While on the ground, the ABO team had three main messages. Maybe the biggest issue is helping algal biofuels achieve parody with cellulosic fuels. Back in 2007, when the Renewable Fuels Standard was passed and since updated (RFS2), algae wasn’t really in the game. As a consequence, Rosenthal and her members are working hard to get algal biofuels included in the advanced biofuels category. In addition, cellulosic fuels currently receive a $1.01 per gallon tax credit but algal biofuels receive no tax credit. Therefore, the organization is lobbying hard to get the same tax credit extended to algae fuels. Bill HR 1149 was introduced in the Congress by Brian Bilbray (R-CA.) and this bill would give algal biofuels the same tax credit. Rosenthal said they expect a companion bill to be introduced in the Senate by Senators Jeff Bingaman (D-NM) and Bill Nelson (D-FL).
“Let’s let innovation led the way. Let’s be technology agnostic and feedstock neutral. Let’s not pick winner’s and losers. Take out the 16 billion carve out for cellulosic and open it up to any type of advanced biofuels including algae,” said Rosenthal.
In addition to these two messages, ABO also spent time reinforcing that the industry is here to create jobs. “We have more than 20,000 jobs either directly or indirectly associated with the algae industry today and we feel we can grow that more than ten-fold in 10 years,” said Rosenthal.
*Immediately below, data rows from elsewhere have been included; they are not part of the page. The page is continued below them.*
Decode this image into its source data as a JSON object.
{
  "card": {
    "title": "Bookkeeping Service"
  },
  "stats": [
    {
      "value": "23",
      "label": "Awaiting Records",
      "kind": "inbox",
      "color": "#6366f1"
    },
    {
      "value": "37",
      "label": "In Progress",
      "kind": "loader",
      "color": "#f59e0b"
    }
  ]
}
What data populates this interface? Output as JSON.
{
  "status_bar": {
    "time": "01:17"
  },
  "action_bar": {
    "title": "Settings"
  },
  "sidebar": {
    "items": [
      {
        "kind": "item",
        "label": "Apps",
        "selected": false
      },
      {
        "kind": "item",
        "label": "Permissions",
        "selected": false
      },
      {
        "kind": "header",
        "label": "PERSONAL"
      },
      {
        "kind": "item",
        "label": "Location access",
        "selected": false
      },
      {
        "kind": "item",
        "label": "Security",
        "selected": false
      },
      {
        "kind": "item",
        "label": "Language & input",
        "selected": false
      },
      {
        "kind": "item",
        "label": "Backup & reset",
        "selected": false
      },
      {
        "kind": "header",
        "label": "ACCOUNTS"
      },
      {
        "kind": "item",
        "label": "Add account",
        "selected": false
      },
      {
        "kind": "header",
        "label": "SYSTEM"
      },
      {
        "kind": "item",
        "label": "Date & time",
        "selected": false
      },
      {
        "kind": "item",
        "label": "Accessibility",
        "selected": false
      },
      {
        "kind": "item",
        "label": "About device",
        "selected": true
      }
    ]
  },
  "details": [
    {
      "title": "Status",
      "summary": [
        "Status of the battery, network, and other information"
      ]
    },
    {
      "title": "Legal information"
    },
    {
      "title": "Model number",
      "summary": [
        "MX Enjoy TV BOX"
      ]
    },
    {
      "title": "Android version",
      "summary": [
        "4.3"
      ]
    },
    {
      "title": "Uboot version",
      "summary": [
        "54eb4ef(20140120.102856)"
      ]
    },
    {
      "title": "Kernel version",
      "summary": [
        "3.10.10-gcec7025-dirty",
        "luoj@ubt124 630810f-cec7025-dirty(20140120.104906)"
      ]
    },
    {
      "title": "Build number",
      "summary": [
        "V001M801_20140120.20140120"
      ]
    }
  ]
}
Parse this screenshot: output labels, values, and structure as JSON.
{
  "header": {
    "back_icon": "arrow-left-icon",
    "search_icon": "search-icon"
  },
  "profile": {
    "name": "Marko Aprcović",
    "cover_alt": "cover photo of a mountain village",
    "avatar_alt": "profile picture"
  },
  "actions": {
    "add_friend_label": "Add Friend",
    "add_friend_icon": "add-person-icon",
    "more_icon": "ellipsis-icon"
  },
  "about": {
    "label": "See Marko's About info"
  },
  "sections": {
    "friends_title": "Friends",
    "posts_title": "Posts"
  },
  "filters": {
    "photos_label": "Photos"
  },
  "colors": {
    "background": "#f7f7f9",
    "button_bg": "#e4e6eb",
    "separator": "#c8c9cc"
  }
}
She also said an important message was that algae is a new agricultural crop that would help rural economies.
Listen to my interview with Mary Rosenthal here: The Algal Biomass Organization Goes to Washington
I asked Rosenthal how long it would be before we see commercial scale algal biofuel production. While it’s hard to know for sure, Rosenthal is excited about the technology breakthroughs that are happening and she believes we’re about 5 years away. She has the opportunity to see what’s in the pipeline before others and she’s really excited about what’s coming next. Rosenthal participated in BioProcess Algae’s dedication of their Grower Harvester bioreactors on April 15 and she said more major technology breakthrough’s will be announced during their 5th Algae Biomass Summit October 25-27, 2011 in Minneapolis, Minn.
The next step for the group is to continue monitoring HR 1149 and its companion bill and they will also be paying close attention to the upcoming farm bill. She believes that policy makers are now aware of algae and open to its benefits and as a result, anticipates that algae will be included in energy and agricultural policy moving forward.